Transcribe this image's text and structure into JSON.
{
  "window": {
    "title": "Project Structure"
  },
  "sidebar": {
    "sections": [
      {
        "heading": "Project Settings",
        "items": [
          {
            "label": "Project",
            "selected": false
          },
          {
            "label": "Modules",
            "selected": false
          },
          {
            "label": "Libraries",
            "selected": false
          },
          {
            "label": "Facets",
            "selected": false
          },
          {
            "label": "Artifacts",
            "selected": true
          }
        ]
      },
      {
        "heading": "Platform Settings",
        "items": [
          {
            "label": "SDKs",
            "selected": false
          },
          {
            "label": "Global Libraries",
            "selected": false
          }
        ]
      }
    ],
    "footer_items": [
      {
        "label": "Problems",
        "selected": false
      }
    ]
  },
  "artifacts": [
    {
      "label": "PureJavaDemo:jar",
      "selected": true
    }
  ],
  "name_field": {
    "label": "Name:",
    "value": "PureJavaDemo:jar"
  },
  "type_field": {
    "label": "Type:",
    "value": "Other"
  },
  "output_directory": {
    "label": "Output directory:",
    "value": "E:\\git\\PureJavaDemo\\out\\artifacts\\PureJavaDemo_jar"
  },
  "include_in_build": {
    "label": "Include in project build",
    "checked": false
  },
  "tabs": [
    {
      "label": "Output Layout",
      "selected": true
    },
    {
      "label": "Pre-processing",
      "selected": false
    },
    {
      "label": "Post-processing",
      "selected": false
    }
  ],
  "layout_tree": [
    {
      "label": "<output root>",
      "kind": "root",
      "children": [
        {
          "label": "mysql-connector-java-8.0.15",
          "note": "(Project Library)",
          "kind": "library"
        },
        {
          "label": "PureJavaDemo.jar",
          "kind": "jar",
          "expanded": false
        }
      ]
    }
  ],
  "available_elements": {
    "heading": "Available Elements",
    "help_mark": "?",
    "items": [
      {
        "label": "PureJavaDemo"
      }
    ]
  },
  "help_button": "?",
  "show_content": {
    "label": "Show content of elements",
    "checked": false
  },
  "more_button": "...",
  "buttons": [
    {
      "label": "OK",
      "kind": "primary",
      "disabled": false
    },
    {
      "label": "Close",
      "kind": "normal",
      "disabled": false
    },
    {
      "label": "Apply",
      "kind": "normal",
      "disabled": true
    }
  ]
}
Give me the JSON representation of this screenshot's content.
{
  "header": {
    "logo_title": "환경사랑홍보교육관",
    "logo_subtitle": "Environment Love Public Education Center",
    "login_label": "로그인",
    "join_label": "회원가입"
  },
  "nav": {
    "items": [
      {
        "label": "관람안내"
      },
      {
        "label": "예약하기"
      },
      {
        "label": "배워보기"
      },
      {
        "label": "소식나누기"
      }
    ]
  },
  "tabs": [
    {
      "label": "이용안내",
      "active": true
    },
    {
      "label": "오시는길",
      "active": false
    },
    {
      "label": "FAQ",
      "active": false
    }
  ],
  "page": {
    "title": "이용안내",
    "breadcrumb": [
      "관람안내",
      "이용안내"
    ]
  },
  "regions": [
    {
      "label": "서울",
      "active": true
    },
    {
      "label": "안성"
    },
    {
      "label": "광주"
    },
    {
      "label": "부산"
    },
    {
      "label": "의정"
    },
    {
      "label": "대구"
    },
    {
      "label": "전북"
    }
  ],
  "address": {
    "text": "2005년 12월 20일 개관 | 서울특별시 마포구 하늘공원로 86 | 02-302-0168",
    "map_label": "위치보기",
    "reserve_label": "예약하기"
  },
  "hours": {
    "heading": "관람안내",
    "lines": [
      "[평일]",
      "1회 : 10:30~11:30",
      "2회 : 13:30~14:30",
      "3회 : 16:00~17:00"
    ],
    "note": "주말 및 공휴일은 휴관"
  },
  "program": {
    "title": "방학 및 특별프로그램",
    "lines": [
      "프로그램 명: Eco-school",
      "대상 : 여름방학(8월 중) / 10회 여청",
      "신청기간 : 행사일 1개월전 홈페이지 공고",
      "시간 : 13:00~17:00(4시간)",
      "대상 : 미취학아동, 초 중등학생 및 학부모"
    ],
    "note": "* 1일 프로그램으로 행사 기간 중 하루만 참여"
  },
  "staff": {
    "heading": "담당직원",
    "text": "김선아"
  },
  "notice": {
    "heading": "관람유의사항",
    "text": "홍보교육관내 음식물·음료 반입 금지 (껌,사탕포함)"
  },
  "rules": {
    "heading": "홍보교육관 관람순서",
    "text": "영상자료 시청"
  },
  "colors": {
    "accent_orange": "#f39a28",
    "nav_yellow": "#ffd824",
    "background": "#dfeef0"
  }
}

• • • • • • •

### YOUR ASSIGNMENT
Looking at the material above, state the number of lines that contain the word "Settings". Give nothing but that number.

### SOLUTION FOR THIS PROBLEM
2